**Exercise goal:** Search the records for the string "JSON", then copy each line where it appears.

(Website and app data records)
- Opening Delimiter -

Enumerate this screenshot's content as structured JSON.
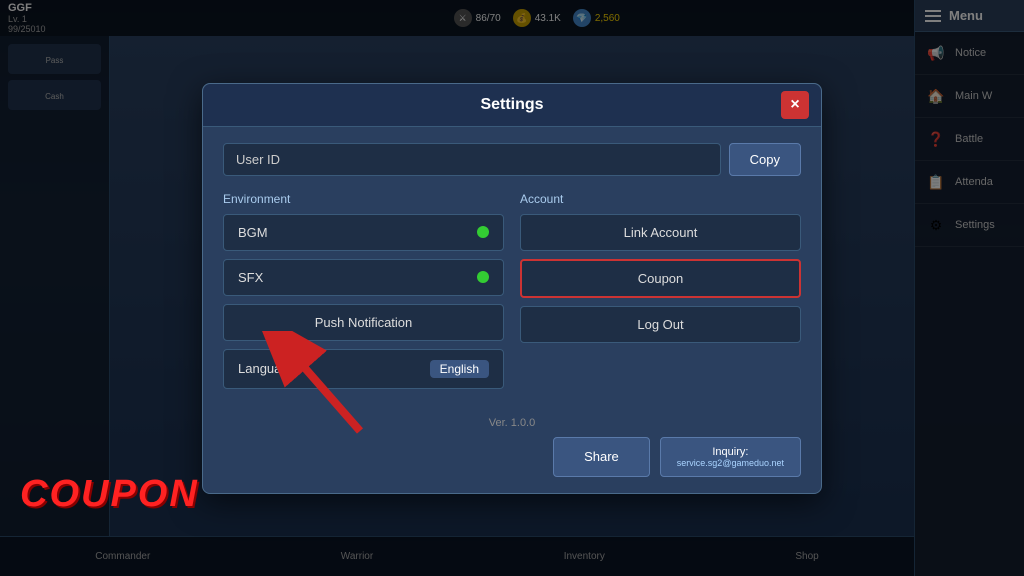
{
  "hud": {
    "player_name": "GGF",
    "player_level": "Lv. 1",
    "player_exp": "99/25010",
    "stat1_icon": "⚔",
    "stat1_value": "86/70",
    "stat2_icon": "💰",
    "stat2_value": "43.1K",
    "currency": "2,560"
  },
  "sidebar": {
    "menu_label": "Menu",
    "items": [
      {
        "label": "Notice",
        "icon": "📢"
      },
      {
        "label": "Main W",
        "icon": "🏠"
      },
      {
        "label": "Battle",
        "icon": "❓"
      },
      {
        "label": "Attenda",
        "icon": "📋"
      },
      {
        "label": "Settings",
        "icon": "⚙"
      }
    ]
  },
  "modal": {
    "title": "Settings",
    "close_label": "×",
    "user_id_placeholder": "User ID",
    "copy_label": "Copy",
    "environment_label": "Environment",
    "account_label": "Account",
    "bgm_label": "BGM",
    "sfx_label": "SFX",
    "push_notification_label": "Push Notification",
    "language_label": "Language",
    "language_value": "English",
    "link_account_label": "Link Account",
    "coupon_label": "Coupon",
    "logout_label": "Log Out",
    "share_label": "Share",
    "inquiry_label": "Inquiry:",
    "inquiry_email": "service.sg2@gameduo.net",
    "version": "Ver. 1.0.0"
  },
  "bottom_nav": {
    "items": [
      "Commander",
      "Warrior",
      "Inventory",
      "Shop"
    ]
  },
  "coupon_watermark": "COUPON",
  "left_panel": {
    "items": [
      {
        "label": "Pass"
      },
      {
        "label": "Cash"
      }
    ]
  }
}
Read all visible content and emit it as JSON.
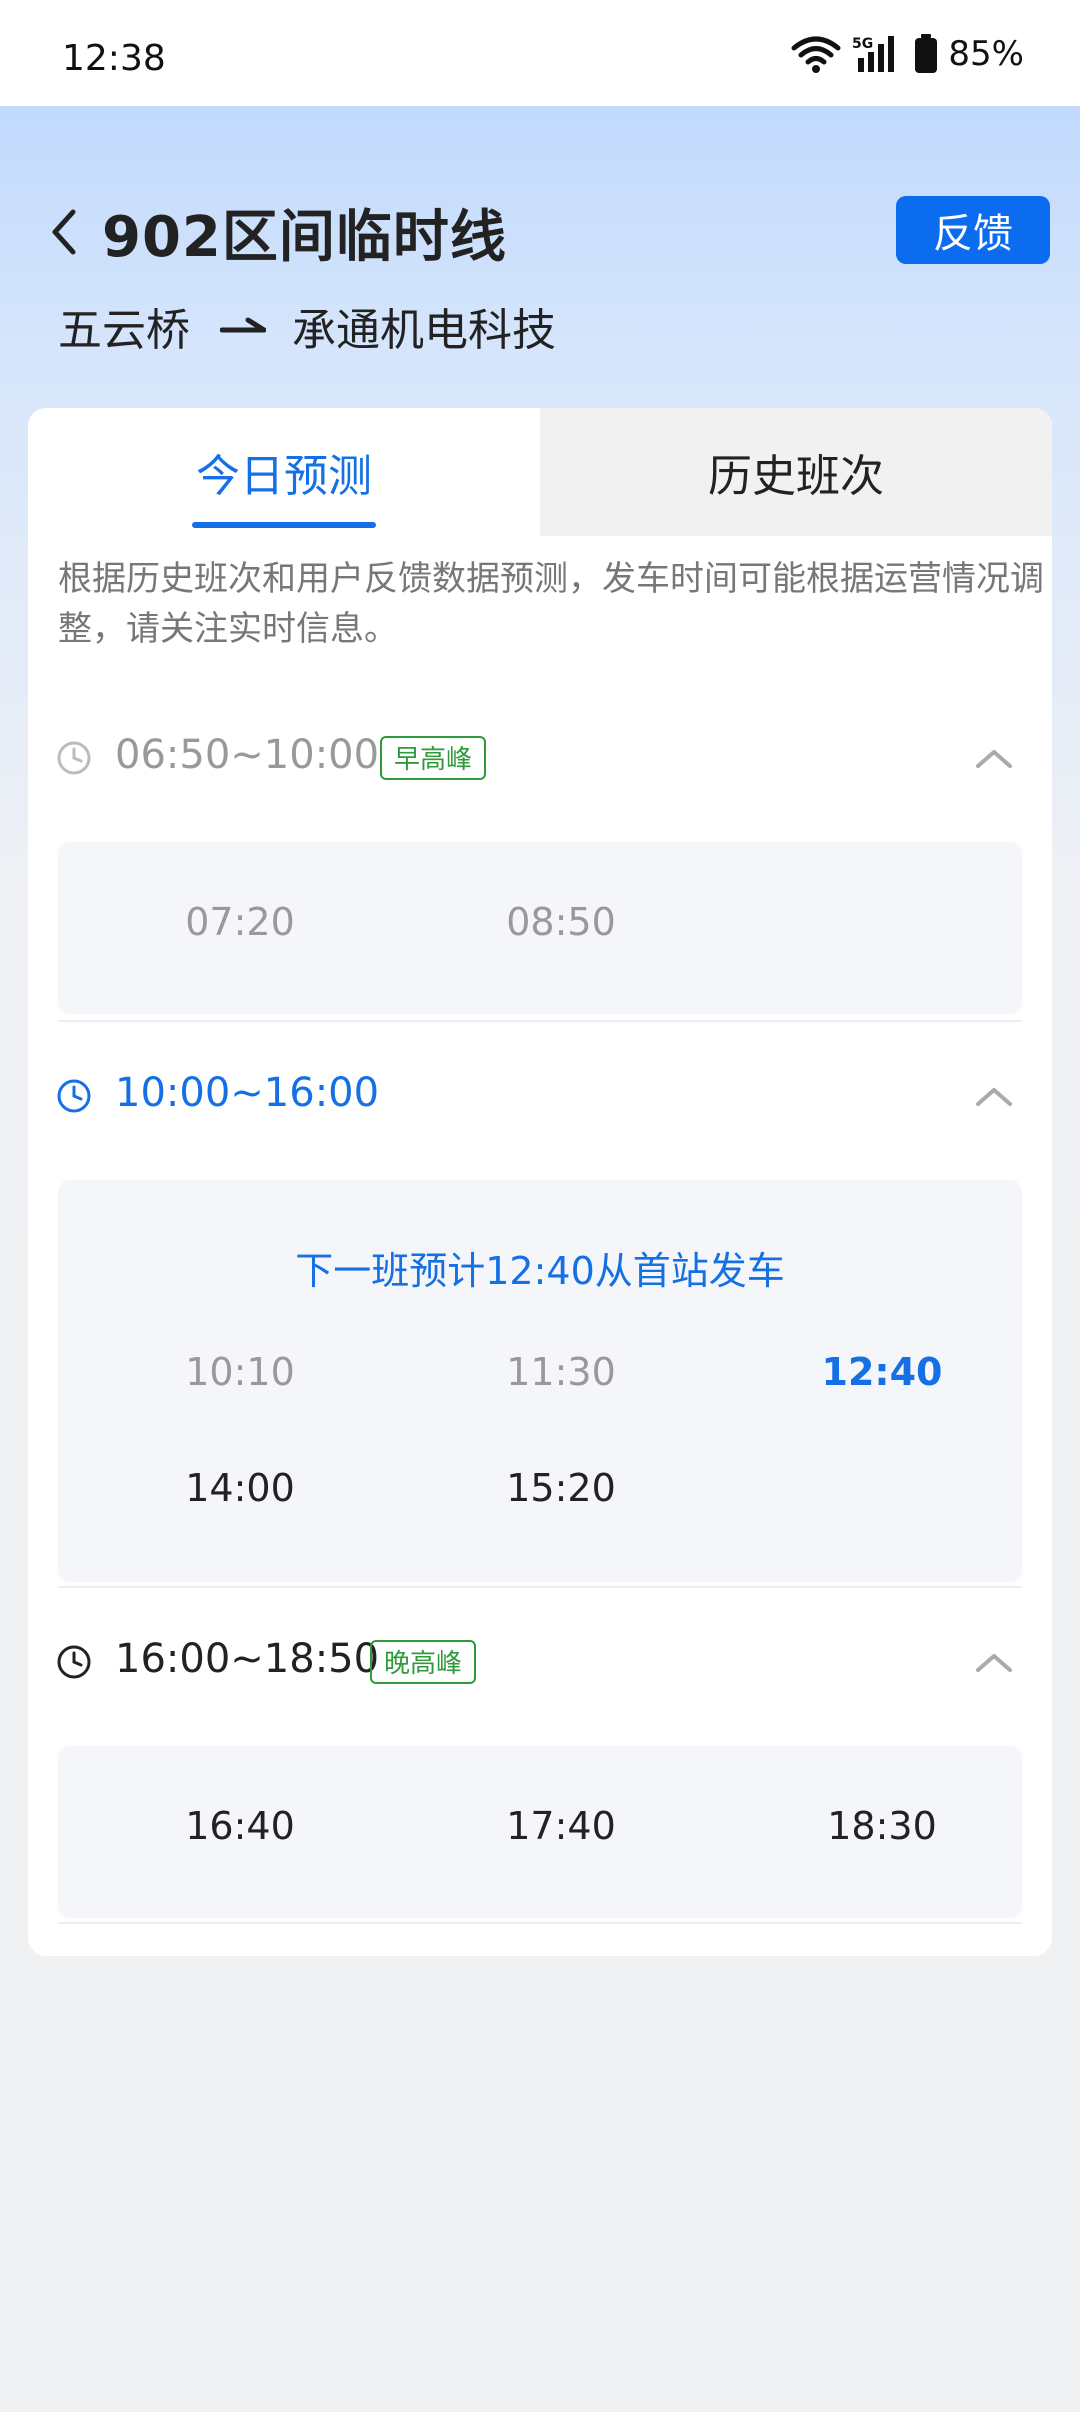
{
  "status_bar": {
    "time": "12:38",
    "network": "5G",
    "battery": "85%",
    "icons": [
      "wifi-icon",
      "signal-icon",
      "battery-icon"
    ]
  },
  "header": {
    "back_icon": "chevron-left-icon",
    "title": "902区间临时线",
    "feedback_label": "反馈",
    "from_stop": "五云桥",
    "to_stop": "承通机电科技",
    "direction_icon": "arrow-right-icon"
  },
  "tabs": [
    {
      "label": "今日预测",
      "active": true
    },
    {
      "label": "历史班次",
      "active": false
    }
  ],
  "notice": "根据历史班次和用户反馈数据预测，发车时间可能根据运营情况调整，请关注实时信息。",
  "sections": [
    {
      "range": "06:50~10:00",
      "tag": "早高峰",
      "state": "past",
      "times": [
        "07:20",
        "08:50"
      ]
    },
    {
      "range": "10:00~16:00",
      "tag": "",
      "state": "current",
      "next_message": "下一班预计12:40从首站发车",
      "times": [
        "10:10",
        "11:30",
        "12:40",
        "14:00",
        "15:20"
      ],
      "past_times": [
        "10:10",
        "11:30"
      ],
      "next_time": "12:40"
    },
    {
      "range": "16:00~18:50",
      "tag": "晚高峰",
      "state": "upcoming",
      "times": [
        "16:40",
        "17:40",
        "18:30"
      ]
    }
  ],
  "colors": {
    "accent": "#1570e6",
    "feedback_button": "#0b6cf0",
    "tag_green": "#2f9a3c",
    "past_text": "#999999"
  }
}
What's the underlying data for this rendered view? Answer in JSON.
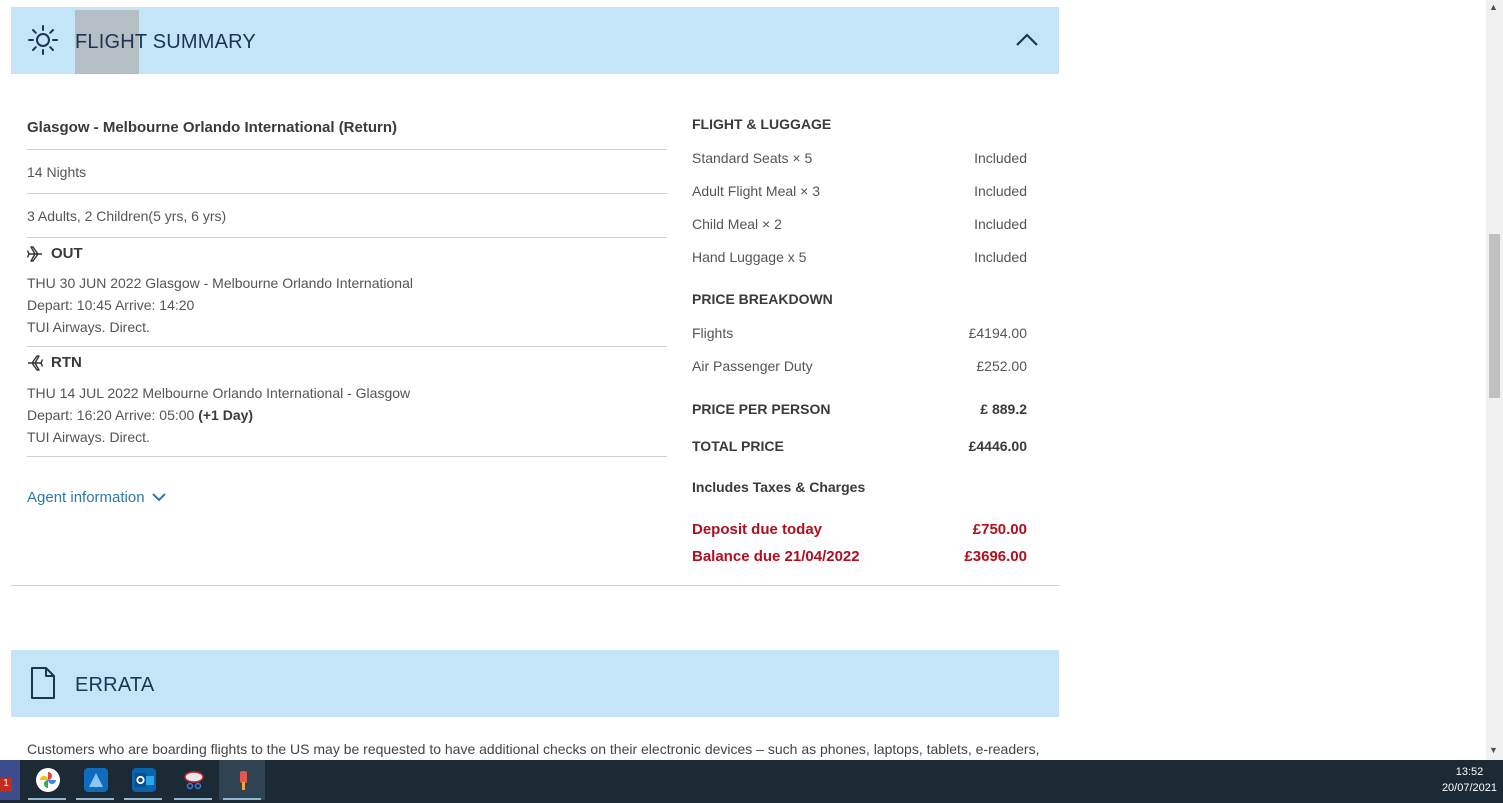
{
  "flight_summary": {
    "title": "FLIGHT SUMMARY",
    "route": "Glasgow - Melbourne Orlando International (Return)",
    "nights": "14 Nights",
    "passengers": "3 Adults, 2 Children(5 yrs, 6 yrs)",
    "out": {
      "label": "OUT",
      "line1": "THU 30 JUN 2022 Glasgow  - Melbourne Orlando International",
      "line2": "Depart: 10:45 Arrive: 14:20",
      "line3": "TUI Airways. Direct."
    },
    "rtn": {
      "label": "RTN",
      "line1": "THU 14 JUL 2022 Melbourne Orlando International - Glasgow",
      "line2_prefix": "Depart: 16:20 Arrive: 05:00 ",
      "line2_bold": "(+1 Day)",
      "line3": "TUI Airways. Direct."
    },
    "agent_info": "Agent information"
  },
  "flight_luggage": {
    "heading": "FLIGHT & LUGGAGE",
    "items": [
      {
        "label": "Standard Seats × 5",
        "value": "Included"
      },
      {
        "label": "Adult Flight Meal × 3",
        "value": "Included"
      },
      {
        "label": "Child Meal × 2",
        "value": "Included"
      },
      {
        "label": "Hand Luggage x 5",
        "value": "Included"
      }
    ]
  },
  "price_breakdown": {
    "heading": "PRICE BREAKDOWN",
    "items": [
      {
        "label": "Flights",
        "value": "£4194.00"
      },
      {
        "label": "Air Passenger Duty",
        "value": "£252.00"
      }
    ],
    "per_person_label": "PRICE PER PERSON",
    "per_person_value": "£ 889.2",
    "total_label": "TOTAL PRICE",
    "total_value": "£4446.00",
    "taxes_note": "Includes Taxes & Charges",
    "deposit_label": "Deposit due today",
    "deposit_value": "£750.00",
    "balance_label": "Balance due 21/04/2022",
    "balance_value": "£3696.00"
  },
  "errata": {
    "title": "ERRATA",
    "text": "Customers who are boarding flights to the US may be requested to have additional checks on their electronic devices – such as phones, laptops, tablets, e-readers,"
  },
  "taskbar": {
    "time": "13:52",
    "date": "20/07/2021",
    "badge": "1",
    "apps": [
      "google-photos-icon",
      "azure-icon",
      "outlook-icon",
      "snipping-tool-icon",
      "paint-icon"
    ]
  },
  "colors": {
    "header_bg": "#c4e5f7",
    "accent_red": "#b00f1f",
    "link_blue": "#2a7aa8",
    "taskbar_bg": "#1b2a35"
  }
}
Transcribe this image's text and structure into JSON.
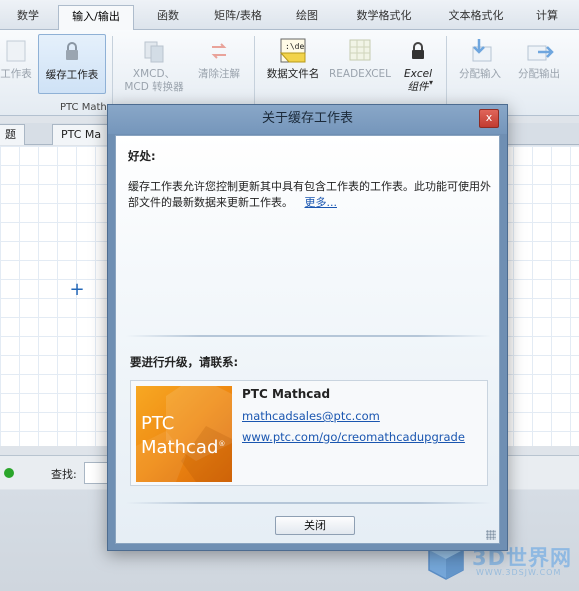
{
  "ribbon": {
    "tabs": [
      {
        "label": "数学"
      },
      {
        "label": "输入/输出"
      },
      {
        "label": "函数"
      },
      {
        "label": "矩阵/表格"
      },
      {
        "label": "绘图"
      },
      {
        "label": "数学格式化"
      },
      {
        "label": "文本格式化"
      },
      {
        "label": "计算"
      }
    ],
    "active_tab": "输入/输出",
    "buttons": {
      "worksheet_partial": "工作表",
      "cache_worksheet": "缓存工作表",
      "xmcd_line1": "XMCD、",
      "xmcd_line2": "MCD 转换器",
      "clear_annotation": "清除注解",
      "data_filename": "数据文件名",
      "readexcel": "READEXCEL",
      "excel_component_line1": "Excel",
      "excel_component_line2": "组件",
      "assign_input": "分配输入",
      "assign_output": "分配输出"
    },
    "group_label": "PTC Mathc",
    "data_icon_text": ":\\de"
  },
  "doc_tabs": [
    "题",
    "PTC Ma"
  ],
  "statusbar": {
    "find_label": "查找:"
  },
  "dialog": {
    "title": "关于缓存工作表",
    "close_symbol": "x",
    "benefit_heading": "好处:",
    "benefit_text": "缓存工作表允许您控制更新其中具有包含工作表的工作表。此功能可使用外部文件的最新数据来更新工作表。",
    "more_link": "更多...",
    "upgrade_heading": "要进行升级，请联系:",
    "contact": {
      "name": "PTC Mathcad",
      "email": "mathcadsales@ptc.com",
      "url": "www.ptc.com/go/creomathcadupgrade"
    },
    "logo_line1": "PTC",
    "logo_line2": "Mathcad",
    "logo_mark": "®",
    "close_button": "关闭"
  },
  "watermark": {
    "text": "3D世界网",
    "sub": "WWW.3DSJW.COM"
  }
}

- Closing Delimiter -

**Result of this exercise:**
Enumerate this screenshot's content as structured JSON.
Read all visible content and emit it as JSON.
What's the underlying data for this rendered view? Answer in JSON.
Transcribe this image's text and structure into JSON.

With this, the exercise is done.